So. This was probably all just a bunch of whiny drivel from a guy who should just thank God, his lucky stars, and modern medicine for his continuing presence on this planet, and get over it. Maybe I will someday, or maybe I should just walk away from sports. But after 40+ years of devoted fandom, I don’t know how.

March Madness

Well, big surprise, I haven’t posted anything in two months. I have been busy, but I’ve also fought with the questions of “what do I want to say”, and “how do I want to say it”? It would be easy for me to rip off a multi-page screed on the failings of modern society, but the internet is already well-stocked in that type of writing, so I’m kind of stuck in an evaluation loop.

Anyway, today is Basketball Day, the start of the NCAA Tournament. It’s a flawed spectacle, but a spectacle none the less.  I am a fan (and graduate) of the University of Kansas, so my memory is full of great highs and horrible lows experienced during this month of March, all the way back to 1984.

Here’s the wisdom of my accumulated experience: Your team will probably break your heart. Try not to let that feeling last too long. It’s just a bunch of kids in baggy shorts.

Enjoy the games!

PS: The diet is going well, I’m down 25 pounds.

A New Year, A New Me….maybe

I am 49 years old, and I’m feeling every single minute of it. So I’m joining the usual “time to get in shape!” brigade that forms with the dawn of every new year.

So far, I’ve hooked up the FitBit I got for Christmas and haven’t eaten any fast food today. (Hey, it’s a start, at least.) Once I get my eating habits straightened out and get through next week’s follow-up appointment with my oncologist (Cancer surviving. There’s a likely blog topic if ever there was one.), I’m going to increase my physical activity.

My goal is to get down to 200 pounds by September (from 252 today) and to get in decent walking-around shape. I’m chaperoning a high school band trip to Chicago in April, and leading a trip to a Boy Scout conference in Michigan in August, so I just can’t afford the knee and lower back pain that tends to accompany every day spent hoofing it around the mall or IKEA or what have you.

Wish me luck. I’m going to need it.

And so this is Christmas…

…and what have I done? Not create any kind of consistent writing schedule, that’s what. But I would like to share one of my favorite holiday things….MST3K’s stirring rendition of “A Patrick Swayze Christmas”.


And calling back to my 70s childhood… Christmas is complete without something from the GI Joe Adventure Team!


Merry Christmas!

So you say you want some content?
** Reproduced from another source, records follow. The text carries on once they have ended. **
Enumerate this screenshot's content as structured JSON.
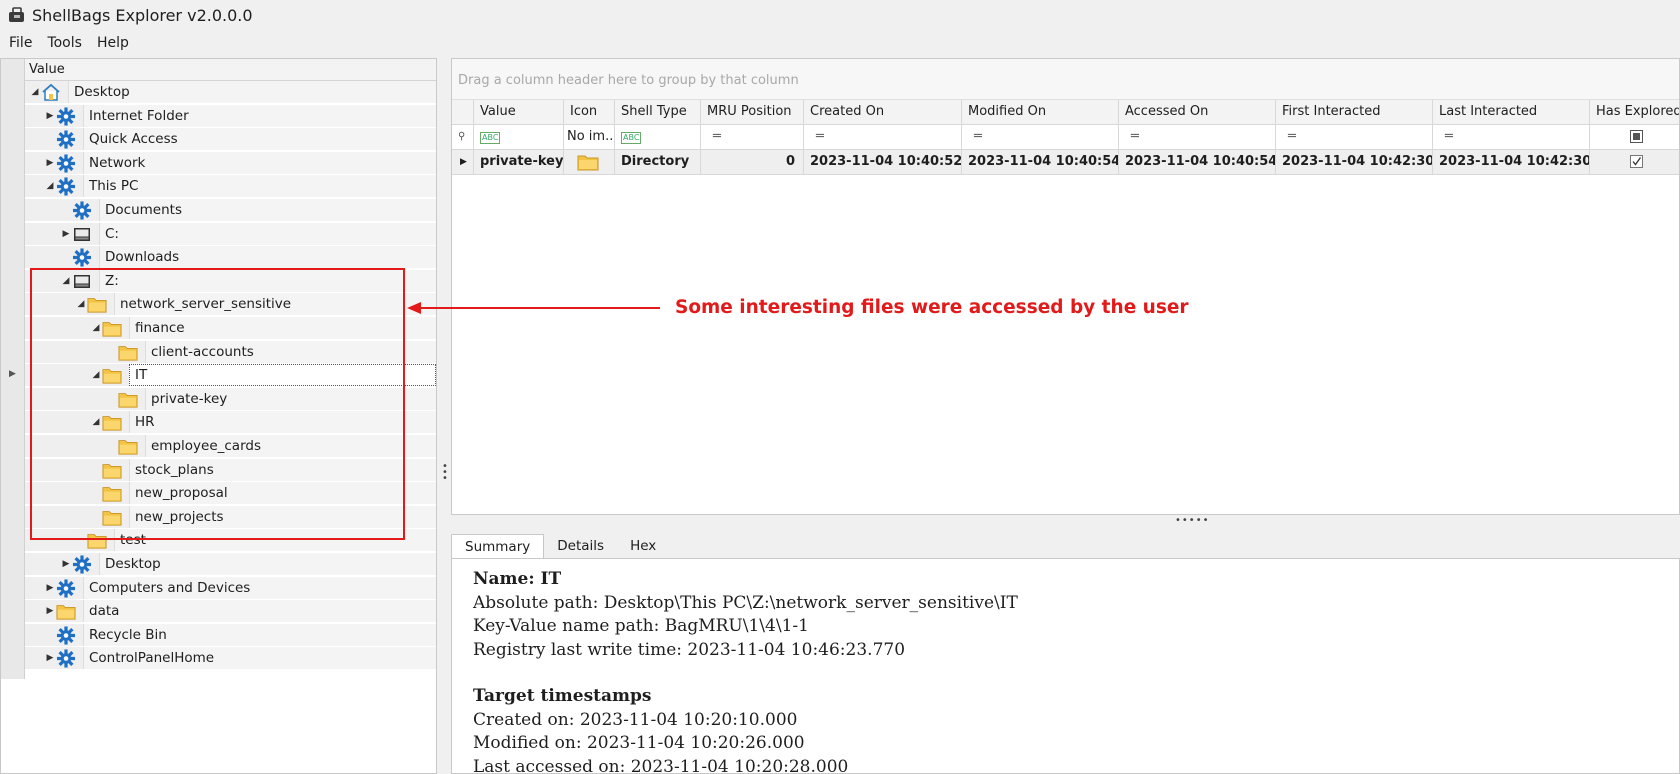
{
  "window": {
    "title": "ShellBags Explorer v2.0.0.0"
  },
  "menu": [
    "File",
    "Tools",
    "Help"
  ],
  "tree": {
    "column_header": "Value",
    "rows": [
      {
        "label": "Desktop",
        "icon": "home-icon",
        "expander": "expanded",
        "depth": 0
      },
      {
        "label": "Internet Folder",
        "icon": "gear-icon",
        "expander": "collapsed",
        "depth": 1
      },
      {
        "label": "Quick Access",
        "icon": "gear-icon",
        "expander": "none",
        "depth": 1
      },
      {
        "label": "Network",
        "icon": "gear-icon",
        "expander": "collapsed",
        "depth": 1
      },
      {
        "label": "This PC",
        "icon": "gear-icon",
        "expander": "expanded",
        "depth": 1
      },
      {
        "label": "Documents",
        "icon": "gear-icon",
        "expander": "none",
        "depth": 2
      },
      {
        "label": "C:",
        "icon": "drive-icon",
        "expander": "collapsed",
        "depth": 2
      },
      {
        "label": "Downloads",
        "icon": "gear-icon",
        "expander": "none",
        "depth": 2
      },
      {
        "label": "Z:",
        "icon": "drive-icon",
        "expander": "expanded",
        "depth": 2
      },
      {
        "label": "network_server_sensitive",
        "icon": "folder-icon",
        "expander": "expanded",
        "depth": 3
      },
      {
        "label": "finance",
        "icon": "folder-icon",
        "expander": "expanded",
        "depth": 4
      },
      {
        "label": "client-accounts",
        "icon": "folder-icon",
        "expander": "none",
        "depth": 5
      },
      {
        "label": "IT",
        "icon": "folder-icon",
        "expander": "expanded",
        "depth": 4,
        "selected": true
      },
      {
        "label": "private-key",
        "icon": "folder-icon",
        "expander": "none",
        "depth": 5
      },
      {
        "label": "HR",
        "icon": "folder-icon",
        "expander": "expanded",
        "depth": 4
      },
      {
        "label": "employee_cards",
        "icon": "folder-icon",
        "expander": "none",
        "depth": 5
      },
      {
        "label": "stock_plans",
        "icon": "folder-icon",
        "expander": "none",
        "depth": 4
      },
      {
        "label": "new_proposal",
        "icon": "folder-icon",
        "expander": "none",
        "depth": 4
      },
      {
        "label": "new_projects",
        "icon": "folder-icon",
        "expander": "none",
        "depth": 4
      },
      {
        "label": "test",
        "icon": "folder-icon",
        "expander": "none",
        "depth": 3
      },
      {
        "label": "Desktop",
        "icon": "gear-icon",
        "expander": "collapsed",
        "depth": 2
      },
      {
        "label": "Computers and Devices",
        "icon": "gear-icon",
        "expander": "collapsed",
        "depth": 1
      },
      {
        "label": "data",
        "icon": "folder-icon",
        "expander": "collapsed",
        "depth": 1
      },
      {
        "label": "Recycle Bin",
        "icon": "gear-icon",
        "expander": "none",
        "depth": 1
      },
      {
        "label": "ControlPanelHome",
        "icon": "gear-icon",
        "expander": "collapsed",
        "depth": 1
      }
    ]
  },
  "grid": {
    "group_hint": "Drag a column header here to group by that column",
    "columns": [
      "Value",
      "Icon",
      "Shell Type",
      "MRU Position",
      "Created On",
      "Modified On",
      "Accessed On",
      "First Interacted",
      "Last Interacted",
      "Has Explored"
    ],
    "filter_row": {
      "icon_filter": "No im..."
    },
    "rows": [
      {
        "value": "private-key",
        "shell_type": "Directory",
        "mru_position": "0",
        "created_on": "2023-11-04 10:40:52",
        "modified_on": "2023-11-04 10:40:54",
        "accessed_on": "2023-11-04 10:40:54",
        "first_interacted": "2023-11-04 10:42:30",
        "last_interacted": "2023-11-04 10:42:30",
        "has_explored": true
      }
    ]
  },
  "tabs": [
    "Summary",
    "Details",
    "Hex"
  ],
  "active_tab": "Summary",
  "summary": {
    "name": "Name: IT",
    "absolute_path": "Absolute path: Desktop\\This PC\\Z:\\network_server_sensitive\\IT",
    "key_value_path": "Key-Value name path: BagMRU\\1\\4\\1-1",
    "registry_write_time": "Registry last write time: 2023-11-04 10:46:23.770",
    "target_heading": "Target timestamps",
    "created": "Created on: 2023-11-04 10:20:10.000",
    "modified": "Modified on: 2023-11-04 10:20:26.000",
    "accessed": "Last accessed on: 2023-11-04 10:20:28.000"
  },
  "annotation": {
    "text": "Some interesting files were accessed by the user",
    "color": "#e21a1a"
  },
  "colors": {
    "gear": "#1f6fc5",
    "folder": "#f3c443",
    "annotation": "#e21a1a"
  }
}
Well, that’s too bad. I have too many irons in the fire to get into a regular writing routine. Which is funny, because I started this blog to break my old routines and get into some kind of new writing-based routine.

But do not despair, for the current irons will come out of the fire soon enough, to be replaced with writing-based irons. Then I’ll start blogging about my kids on a regular basis. And possibly food.

So just what is an Escape Car, anyway???

Funny you should ask….the Escape Car was one of the many accessories offered for the greatest toy line of all time, the GI Joe Adventure Team. Basically, it’s a funky little four-wheel scooter GI Joe could fold up and carry on his back.

Here’s some dramatic package art:


And here’s some less dramatic package art showing how it went together:


Hey, I thought it was the coolest thing in the world in 1972, but I was seven years old, and had yet to discover girls and music.  Today, I have a pretty extensive collection of 70s GI Joes and accessories, and I will eventually share some pictures, but most of it is boxed up. The unboxing is my plan for the post-Christmas part of this winter.

If you want to see more of this stuff RIGHT NOW, I highly recommend my friend Barry Kay’s site, If it exists, Barry has it, or once had it and sold it in order to buy other, even cooler stuff.